• [Problem to solve]
Your answer must contain each line of the listing in which "where" appears, copied in full.
=-=-=-=-=
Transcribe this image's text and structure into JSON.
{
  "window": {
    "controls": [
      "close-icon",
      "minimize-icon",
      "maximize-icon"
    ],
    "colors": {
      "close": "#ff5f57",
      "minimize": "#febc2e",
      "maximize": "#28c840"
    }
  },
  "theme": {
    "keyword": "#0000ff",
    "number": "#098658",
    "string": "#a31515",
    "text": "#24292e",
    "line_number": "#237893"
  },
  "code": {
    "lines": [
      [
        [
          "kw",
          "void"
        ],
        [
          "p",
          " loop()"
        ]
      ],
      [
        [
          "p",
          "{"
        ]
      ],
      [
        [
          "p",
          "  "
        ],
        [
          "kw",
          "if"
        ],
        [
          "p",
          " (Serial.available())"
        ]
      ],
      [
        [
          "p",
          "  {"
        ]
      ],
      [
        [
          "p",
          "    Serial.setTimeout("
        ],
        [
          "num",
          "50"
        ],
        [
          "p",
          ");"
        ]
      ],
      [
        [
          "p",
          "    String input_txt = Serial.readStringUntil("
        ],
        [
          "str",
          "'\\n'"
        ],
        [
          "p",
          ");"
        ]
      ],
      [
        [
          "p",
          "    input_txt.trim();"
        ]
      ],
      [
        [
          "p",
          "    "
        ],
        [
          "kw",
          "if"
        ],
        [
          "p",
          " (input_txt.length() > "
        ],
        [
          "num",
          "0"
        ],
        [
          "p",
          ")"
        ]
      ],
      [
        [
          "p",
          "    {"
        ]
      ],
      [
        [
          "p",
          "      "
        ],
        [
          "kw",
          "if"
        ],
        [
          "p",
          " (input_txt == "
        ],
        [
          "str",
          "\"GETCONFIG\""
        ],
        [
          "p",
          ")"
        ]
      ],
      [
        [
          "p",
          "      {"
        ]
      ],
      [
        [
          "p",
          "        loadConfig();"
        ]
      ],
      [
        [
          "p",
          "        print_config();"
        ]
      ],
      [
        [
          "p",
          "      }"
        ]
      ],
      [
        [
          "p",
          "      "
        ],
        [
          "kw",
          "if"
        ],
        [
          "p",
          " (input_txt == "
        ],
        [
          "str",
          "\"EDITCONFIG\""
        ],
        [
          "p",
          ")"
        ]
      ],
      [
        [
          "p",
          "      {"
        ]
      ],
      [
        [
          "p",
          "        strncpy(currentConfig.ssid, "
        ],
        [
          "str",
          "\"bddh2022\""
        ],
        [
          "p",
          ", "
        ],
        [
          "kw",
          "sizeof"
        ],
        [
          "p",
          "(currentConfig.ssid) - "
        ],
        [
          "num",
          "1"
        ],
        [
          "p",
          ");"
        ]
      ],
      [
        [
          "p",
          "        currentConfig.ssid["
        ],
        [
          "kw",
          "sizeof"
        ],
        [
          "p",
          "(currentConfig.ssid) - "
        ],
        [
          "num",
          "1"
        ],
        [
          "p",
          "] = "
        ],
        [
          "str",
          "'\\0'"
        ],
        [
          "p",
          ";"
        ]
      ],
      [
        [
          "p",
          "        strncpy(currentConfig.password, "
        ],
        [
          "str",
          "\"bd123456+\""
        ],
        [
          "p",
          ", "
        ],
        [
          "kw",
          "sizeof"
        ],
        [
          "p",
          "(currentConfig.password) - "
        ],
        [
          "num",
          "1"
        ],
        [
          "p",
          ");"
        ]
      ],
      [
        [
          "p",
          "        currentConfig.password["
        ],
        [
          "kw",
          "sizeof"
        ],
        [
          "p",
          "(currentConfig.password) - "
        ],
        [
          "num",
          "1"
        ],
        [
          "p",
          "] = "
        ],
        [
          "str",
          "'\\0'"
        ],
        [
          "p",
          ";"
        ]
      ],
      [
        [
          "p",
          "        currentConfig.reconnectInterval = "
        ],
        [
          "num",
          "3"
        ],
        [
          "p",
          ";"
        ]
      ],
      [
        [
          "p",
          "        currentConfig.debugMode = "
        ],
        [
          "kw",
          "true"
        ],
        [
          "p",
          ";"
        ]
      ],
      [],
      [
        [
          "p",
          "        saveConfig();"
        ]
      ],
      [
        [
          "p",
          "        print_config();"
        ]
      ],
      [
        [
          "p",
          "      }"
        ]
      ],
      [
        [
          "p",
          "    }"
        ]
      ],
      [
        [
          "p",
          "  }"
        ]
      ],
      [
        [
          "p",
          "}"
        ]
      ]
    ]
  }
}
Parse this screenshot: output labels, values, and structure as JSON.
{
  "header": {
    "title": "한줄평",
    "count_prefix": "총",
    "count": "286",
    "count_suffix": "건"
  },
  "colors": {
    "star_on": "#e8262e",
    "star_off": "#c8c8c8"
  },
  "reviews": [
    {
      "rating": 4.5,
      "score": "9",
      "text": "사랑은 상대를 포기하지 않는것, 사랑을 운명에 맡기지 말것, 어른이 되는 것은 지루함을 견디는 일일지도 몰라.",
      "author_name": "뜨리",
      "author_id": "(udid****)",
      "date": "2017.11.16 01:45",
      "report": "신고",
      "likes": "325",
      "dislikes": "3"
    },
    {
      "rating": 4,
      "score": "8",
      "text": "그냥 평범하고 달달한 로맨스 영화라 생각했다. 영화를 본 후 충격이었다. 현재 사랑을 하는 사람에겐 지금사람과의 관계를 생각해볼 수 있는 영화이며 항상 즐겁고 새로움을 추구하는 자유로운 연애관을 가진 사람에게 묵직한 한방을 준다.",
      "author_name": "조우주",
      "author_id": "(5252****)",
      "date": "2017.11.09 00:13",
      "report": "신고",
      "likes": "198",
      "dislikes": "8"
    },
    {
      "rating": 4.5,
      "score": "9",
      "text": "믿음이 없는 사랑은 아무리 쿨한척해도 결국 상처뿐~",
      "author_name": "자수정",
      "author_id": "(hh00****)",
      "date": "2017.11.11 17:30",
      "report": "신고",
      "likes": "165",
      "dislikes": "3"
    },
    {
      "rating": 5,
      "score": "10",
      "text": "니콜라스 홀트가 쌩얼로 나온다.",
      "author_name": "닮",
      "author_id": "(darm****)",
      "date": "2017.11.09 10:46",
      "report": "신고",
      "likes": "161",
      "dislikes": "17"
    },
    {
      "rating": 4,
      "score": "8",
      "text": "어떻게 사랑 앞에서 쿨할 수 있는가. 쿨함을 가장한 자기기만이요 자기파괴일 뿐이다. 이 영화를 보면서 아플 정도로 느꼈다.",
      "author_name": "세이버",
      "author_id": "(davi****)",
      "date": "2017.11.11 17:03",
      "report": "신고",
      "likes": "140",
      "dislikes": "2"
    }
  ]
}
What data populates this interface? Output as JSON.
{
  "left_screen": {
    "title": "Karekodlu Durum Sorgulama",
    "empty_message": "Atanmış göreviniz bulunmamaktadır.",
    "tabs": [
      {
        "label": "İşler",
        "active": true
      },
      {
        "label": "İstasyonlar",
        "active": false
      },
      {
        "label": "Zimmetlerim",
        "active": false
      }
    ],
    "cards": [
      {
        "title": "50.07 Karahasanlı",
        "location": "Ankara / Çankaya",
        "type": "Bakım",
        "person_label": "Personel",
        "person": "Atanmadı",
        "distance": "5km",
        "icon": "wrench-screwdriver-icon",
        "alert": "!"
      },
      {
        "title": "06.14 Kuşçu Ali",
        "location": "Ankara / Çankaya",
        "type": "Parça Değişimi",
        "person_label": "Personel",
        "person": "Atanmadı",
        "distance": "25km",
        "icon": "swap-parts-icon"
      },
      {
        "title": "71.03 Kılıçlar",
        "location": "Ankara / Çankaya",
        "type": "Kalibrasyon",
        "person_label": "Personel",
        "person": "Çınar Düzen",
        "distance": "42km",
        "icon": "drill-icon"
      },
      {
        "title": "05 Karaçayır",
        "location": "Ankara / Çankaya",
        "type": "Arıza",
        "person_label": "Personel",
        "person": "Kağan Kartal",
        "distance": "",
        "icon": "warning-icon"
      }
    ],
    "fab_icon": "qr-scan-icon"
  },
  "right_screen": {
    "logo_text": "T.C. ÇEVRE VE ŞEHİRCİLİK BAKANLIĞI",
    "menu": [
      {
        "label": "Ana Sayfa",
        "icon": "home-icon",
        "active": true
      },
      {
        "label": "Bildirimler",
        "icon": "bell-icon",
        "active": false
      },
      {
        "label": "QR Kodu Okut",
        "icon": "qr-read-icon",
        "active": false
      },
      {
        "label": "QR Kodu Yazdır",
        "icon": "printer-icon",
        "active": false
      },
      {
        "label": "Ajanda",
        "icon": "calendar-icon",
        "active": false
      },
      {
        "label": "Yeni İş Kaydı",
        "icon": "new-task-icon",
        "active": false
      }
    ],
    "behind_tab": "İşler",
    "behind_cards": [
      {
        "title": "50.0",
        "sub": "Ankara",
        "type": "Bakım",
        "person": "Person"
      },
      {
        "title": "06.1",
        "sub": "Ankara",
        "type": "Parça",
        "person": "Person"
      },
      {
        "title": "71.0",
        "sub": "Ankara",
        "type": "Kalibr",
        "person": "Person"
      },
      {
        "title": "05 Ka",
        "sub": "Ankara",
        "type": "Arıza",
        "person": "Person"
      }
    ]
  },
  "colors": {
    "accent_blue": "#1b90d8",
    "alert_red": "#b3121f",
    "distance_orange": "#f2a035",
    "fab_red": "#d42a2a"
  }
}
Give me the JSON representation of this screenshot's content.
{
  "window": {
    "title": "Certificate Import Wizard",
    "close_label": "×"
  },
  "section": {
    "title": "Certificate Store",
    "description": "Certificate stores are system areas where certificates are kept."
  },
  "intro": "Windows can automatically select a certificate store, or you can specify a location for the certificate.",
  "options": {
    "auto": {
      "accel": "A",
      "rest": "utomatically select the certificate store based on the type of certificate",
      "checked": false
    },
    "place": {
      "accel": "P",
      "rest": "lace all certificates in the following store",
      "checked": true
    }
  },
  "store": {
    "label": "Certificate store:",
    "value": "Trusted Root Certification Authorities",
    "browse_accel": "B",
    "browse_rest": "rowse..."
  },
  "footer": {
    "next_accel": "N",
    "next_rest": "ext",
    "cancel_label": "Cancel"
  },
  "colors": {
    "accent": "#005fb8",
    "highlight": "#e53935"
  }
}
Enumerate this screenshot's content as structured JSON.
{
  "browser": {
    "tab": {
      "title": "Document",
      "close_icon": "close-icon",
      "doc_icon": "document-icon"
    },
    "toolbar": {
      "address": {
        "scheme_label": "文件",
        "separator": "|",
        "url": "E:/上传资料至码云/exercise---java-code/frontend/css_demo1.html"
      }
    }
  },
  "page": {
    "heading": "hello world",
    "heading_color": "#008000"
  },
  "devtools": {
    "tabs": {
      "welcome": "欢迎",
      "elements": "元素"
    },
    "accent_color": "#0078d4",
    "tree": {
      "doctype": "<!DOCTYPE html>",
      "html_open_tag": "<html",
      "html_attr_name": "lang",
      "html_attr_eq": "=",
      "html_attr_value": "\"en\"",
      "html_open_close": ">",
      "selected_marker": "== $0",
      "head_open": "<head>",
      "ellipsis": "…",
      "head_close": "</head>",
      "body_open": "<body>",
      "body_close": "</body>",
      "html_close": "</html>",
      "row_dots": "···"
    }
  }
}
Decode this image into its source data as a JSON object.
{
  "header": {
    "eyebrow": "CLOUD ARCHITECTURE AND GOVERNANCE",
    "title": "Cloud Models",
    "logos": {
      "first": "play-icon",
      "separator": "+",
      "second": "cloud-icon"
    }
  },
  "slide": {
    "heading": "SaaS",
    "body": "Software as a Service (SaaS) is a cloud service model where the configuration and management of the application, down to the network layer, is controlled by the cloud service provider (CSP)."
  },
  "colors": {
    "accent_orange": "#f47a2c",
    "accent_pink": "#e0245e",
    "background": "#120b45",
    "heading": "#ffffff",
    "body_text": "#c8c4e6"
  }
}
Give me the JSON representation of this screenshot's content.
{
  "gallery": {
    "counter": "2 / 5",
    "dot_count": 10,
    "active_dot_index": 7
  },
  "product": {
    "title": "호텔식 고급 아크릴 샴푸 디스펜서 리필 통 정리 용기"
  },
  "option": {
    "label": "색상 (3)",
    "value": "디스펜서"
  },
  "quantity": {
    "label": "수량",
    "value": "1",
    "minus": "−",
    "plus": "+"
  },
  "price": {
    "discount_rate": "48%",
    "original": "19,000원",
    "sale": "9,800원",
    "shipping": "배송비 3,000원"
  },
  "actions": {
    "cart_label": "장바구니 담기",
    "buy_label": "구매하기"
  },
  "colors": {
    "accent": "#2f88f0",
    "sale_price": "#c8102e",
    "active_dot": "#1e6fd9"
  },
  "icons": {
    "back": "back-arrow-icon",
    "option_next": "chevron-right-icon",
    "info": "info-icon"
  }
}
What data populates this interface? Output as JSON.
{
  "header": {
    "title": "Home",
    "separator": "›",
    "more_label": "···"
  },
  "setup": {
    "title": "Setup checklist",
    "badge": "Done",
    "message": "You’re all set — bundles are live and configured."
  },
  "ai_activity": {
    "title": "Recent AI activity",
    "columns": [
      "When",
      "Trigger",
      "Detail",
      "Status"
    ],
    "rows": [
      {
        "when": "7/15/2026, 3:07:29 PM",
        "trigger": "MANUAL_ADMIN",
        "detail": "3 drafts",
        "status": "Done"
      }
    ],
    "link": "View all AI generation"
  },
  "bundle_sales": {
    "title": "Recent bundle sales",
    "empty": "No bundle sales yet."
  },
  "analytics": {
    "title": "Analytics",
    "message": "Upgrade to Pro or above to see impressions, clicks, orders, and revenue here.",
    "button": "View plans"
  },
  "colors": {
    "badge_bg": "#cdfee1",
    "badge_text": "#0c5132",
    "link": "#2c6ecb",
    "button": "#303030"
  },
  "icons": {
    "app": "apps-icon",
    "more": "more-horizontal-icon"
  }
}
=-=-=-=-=
• [Reply to the exercise]
    "description": "Certificate stores are system areas where certificates are kept."
    "body": "Software as a Service (SaaS) is a cloud service model where the configuration and management of the application, down to the network layer, is controlled by the cloud service provider (CSP)."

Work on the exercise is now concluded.